-- Your objective --
Which lines below contain the word "applying"? Copy each one.

-- Task material --
== Segment start ==

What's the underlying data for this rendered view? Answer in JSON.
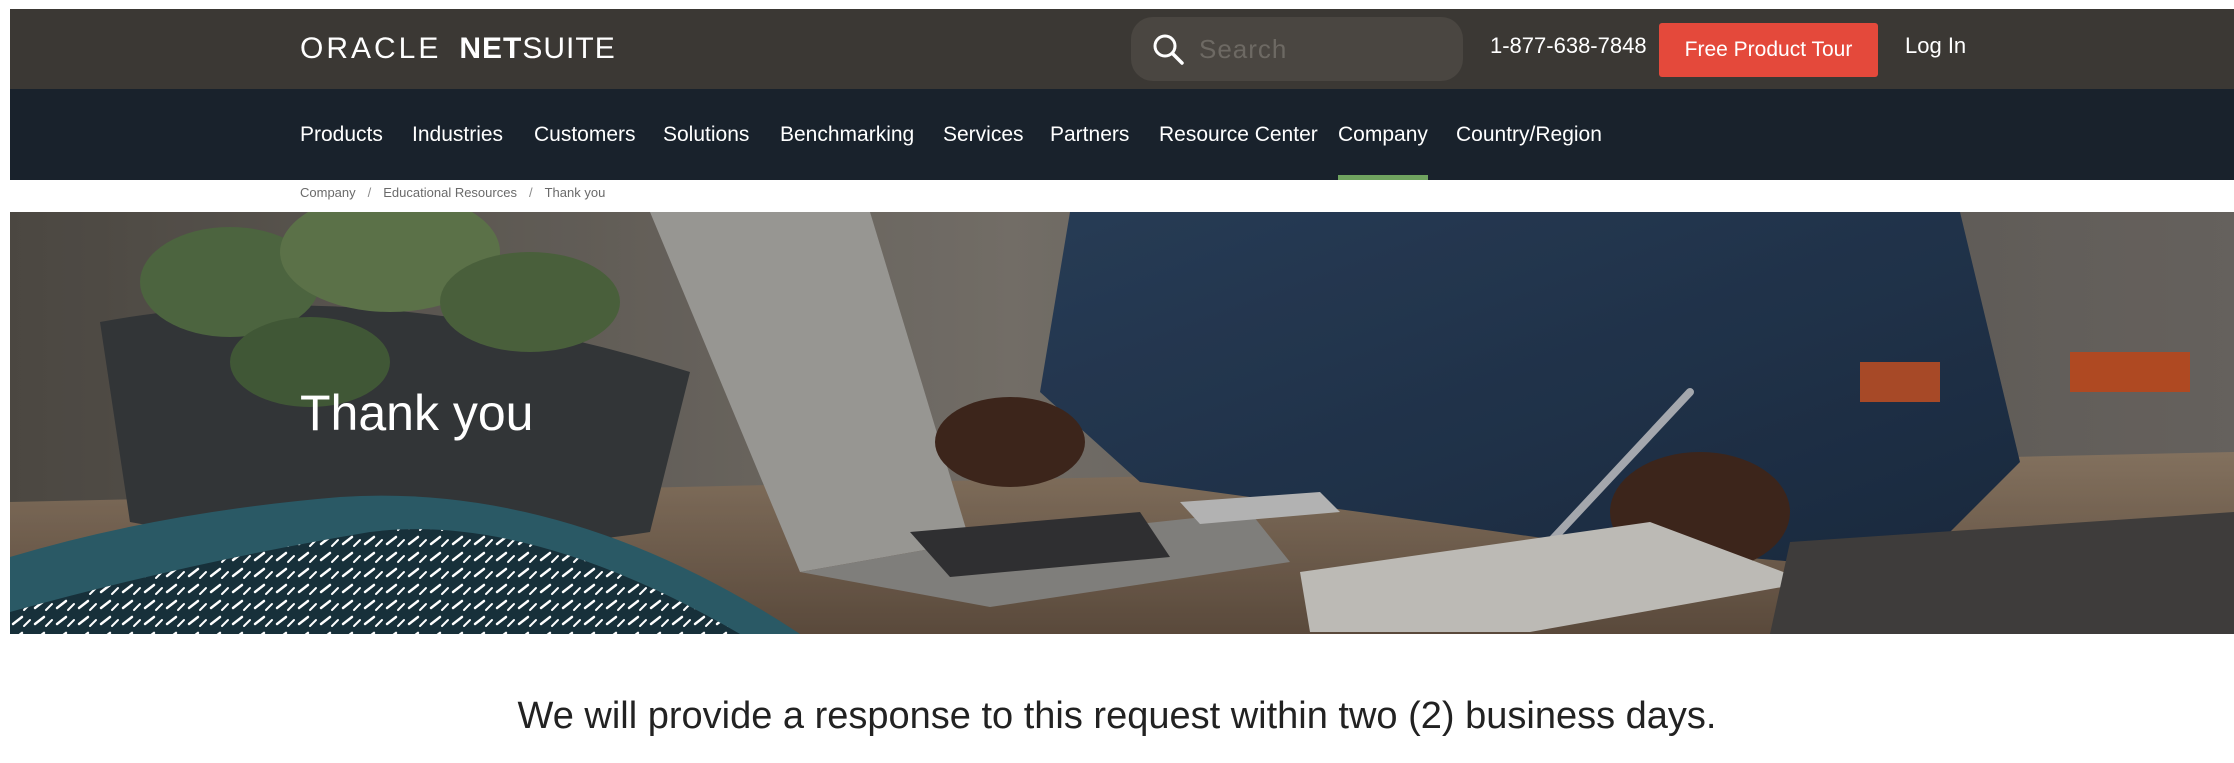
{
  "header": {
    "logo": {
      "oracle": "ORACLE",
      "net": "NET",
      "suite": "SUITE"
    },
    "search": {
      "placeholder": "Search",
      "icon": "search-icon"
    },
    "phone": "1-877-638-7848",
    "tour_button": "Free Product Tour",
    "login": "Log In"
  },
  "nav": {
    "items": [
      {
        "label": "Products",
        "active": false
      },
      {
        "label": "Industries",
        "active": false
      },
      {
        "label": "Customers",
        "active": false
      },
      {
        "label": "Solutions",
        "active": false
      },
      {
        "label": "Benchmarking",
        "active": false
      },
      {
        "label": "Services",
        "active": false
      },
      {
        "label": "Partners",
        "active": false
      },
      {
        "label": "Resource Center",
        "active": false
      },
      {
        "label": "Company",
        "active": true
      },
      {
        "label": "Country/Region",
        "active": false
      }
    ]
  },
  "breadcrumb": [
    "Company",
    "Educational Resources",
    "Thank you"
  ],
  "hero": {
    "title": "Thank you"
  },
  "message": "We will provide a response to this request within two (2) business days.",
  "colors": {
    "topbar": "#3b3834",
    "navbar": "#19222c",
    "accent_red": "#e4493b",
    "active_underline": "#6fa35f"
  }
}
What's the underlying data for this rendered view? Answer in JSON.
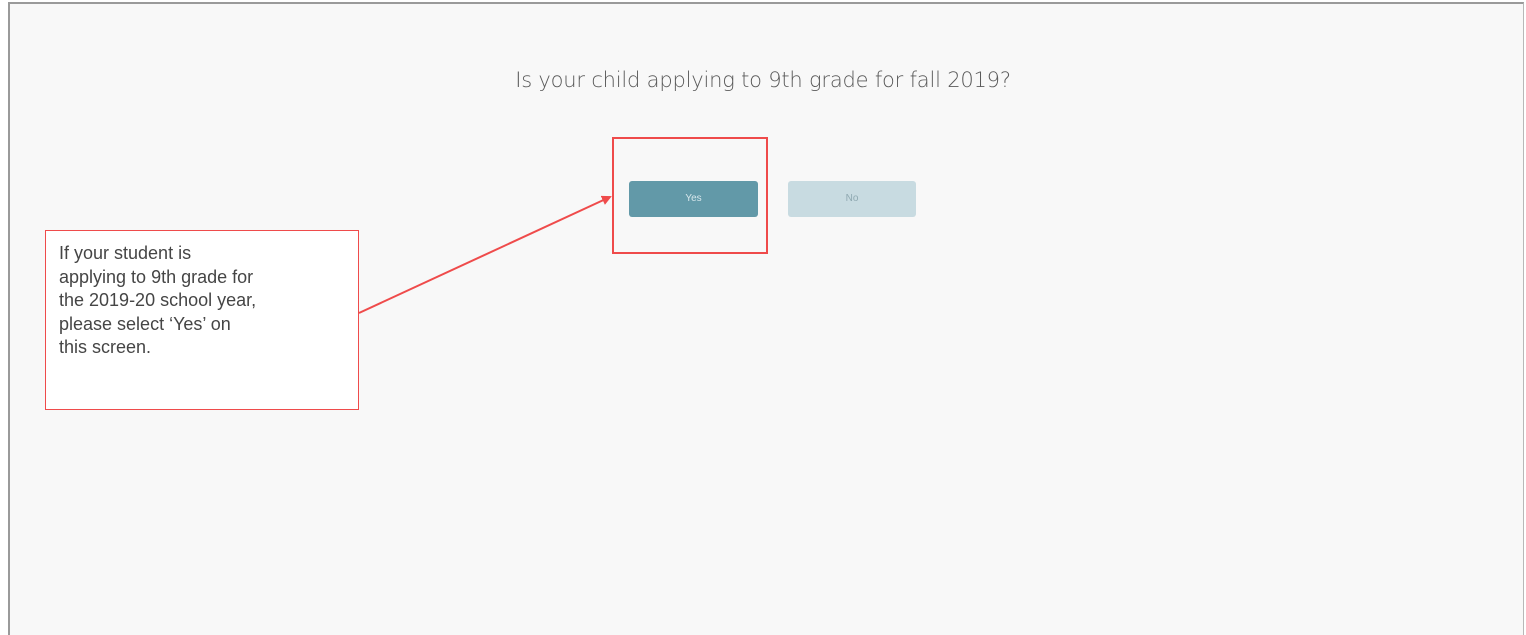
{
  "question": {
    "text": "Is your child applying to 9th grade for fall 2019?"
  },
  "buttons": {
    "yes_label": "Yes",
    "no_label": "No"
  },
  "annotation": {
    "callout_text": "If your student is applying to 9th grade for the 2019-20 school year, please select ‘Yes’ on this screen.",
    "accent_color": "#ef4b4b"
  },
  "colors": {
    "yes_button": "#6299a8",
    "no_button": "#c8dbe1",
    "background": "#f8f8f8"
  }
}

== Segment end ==

-- Finished task --
    "text": "Is your child applying to 9th grade for fall 2019?"
    "callout_text": "If your student is applying to 9th grade for the 2019-20 school year, please select ‘Yes’ on this screen.",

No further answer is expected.